Five gray chunks are all that is left of Jace Muir's best friend's helmet. Thanks to his friend's urging that he wear it, 5-year-old Jace is alive today.
Jace was playing at the friend's house a week ago, riding a skateboard "skeleton" lying on his stomach and going headfirst down the friend's driveway and into the street. The "daredevil," as his mother Julie Muir calls him, didn't see the car coming.
"It just takes a second; that's all it took in this case. They were at a friend's house and were playing with the friend's skateboard and the friend told him to wear a helmet," Muir said.
What happened next would have been fatal had Jace not been wearing that helmet, his mom said.
Jace sped out of the driveway and ended up headfirst beneath the back tire of a neighbor's car.
"The back wheel ran over his head completely, the whole weight of the car," Muir said emotionally.
But from the moment Muir saw her son, she said she knew he would be fine.
"He was crying and bleeding. I felt like he would be OK, and that was before anyone else, any of the medical teams, got there. But he was OK. I knew he was OK. He told me he was going to be OK, too," Muir said.
The same can't be said for the helmet.
"The helmet is literally in pieces. It basically came off except for the strap," Muir said.
South Jordan police officer Jodi Skogg was the first to arrive. She found the boy bleeding badly from his nose and mouth but felt reassured because of his crying. Until the fire department and emergency services arrived, Skogg tried to calm the 19-year-old driver of the vehicle that struck Jace.
"I feel so bad," Muir said. "There was nothing she (the driver) could do about it. There was a vehicle with trailers and trees, and she couldn't see them. There are a lot of victims when something like this happens."
As Todd Muir, Jace's father, described his arrival at the accident scene, his voice faltered, saying "they never tell you how bad the accident really is." He wasn't prepared for what he saw: An entire armada of emergency services had arrived police cars, firetrucks and ambulances.
Due to the nature of his injuries, Jace was rushed to Primary Children's Medical Center via helicopter.
It was there that Jace's parents were told that he would have to undergo multiple surgeries to help repair the two cracks in his jaw bone.
But once the swelling had gone down around his jaw, doctors discovered there was no need to perform an operation. The bones in his jaw had set themselves perfectly.

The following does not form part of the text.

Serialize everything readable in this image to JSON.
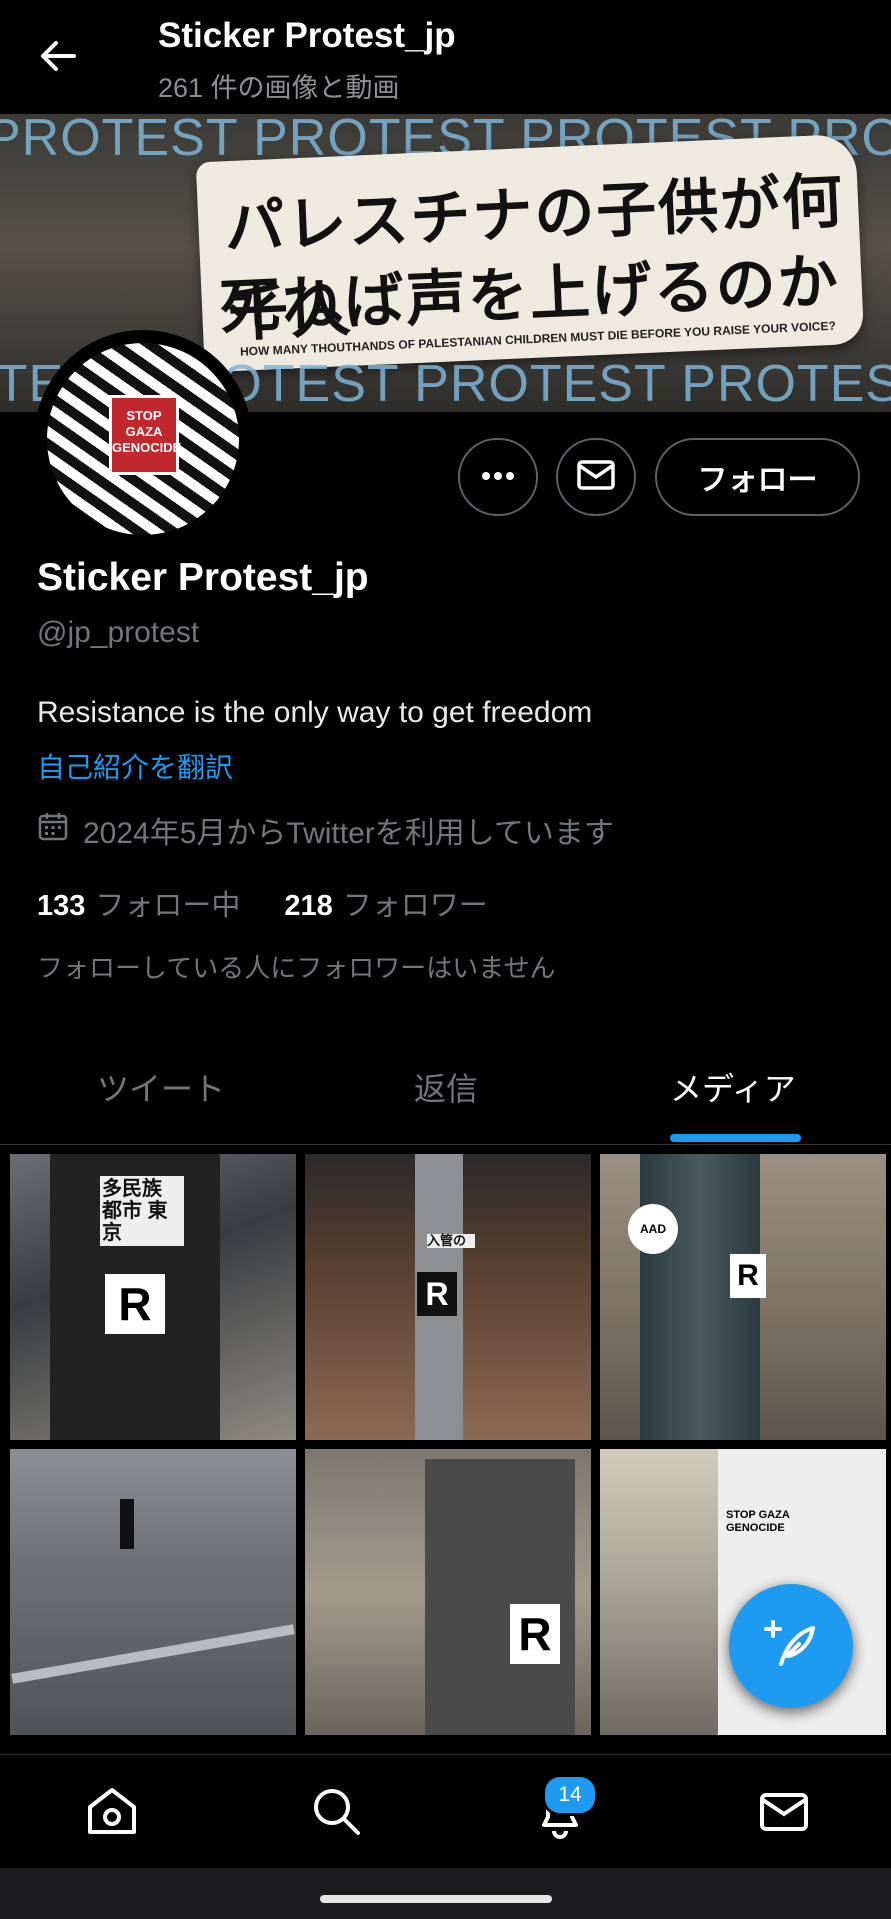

Jace lost three of his baby teeth and has two staples in his head. He isn't supposed to run for six more weeks, but according to his mother, "his injuries have not slowed him down."
Four days following his dramatic entrance at the hospital, Jace returned home and is behaving like any 5-year-old would bouncing around the house, laughing and smiling."Put helmets on," Todd Muir said. "There is no better testament than looking at that helmet and seeing him."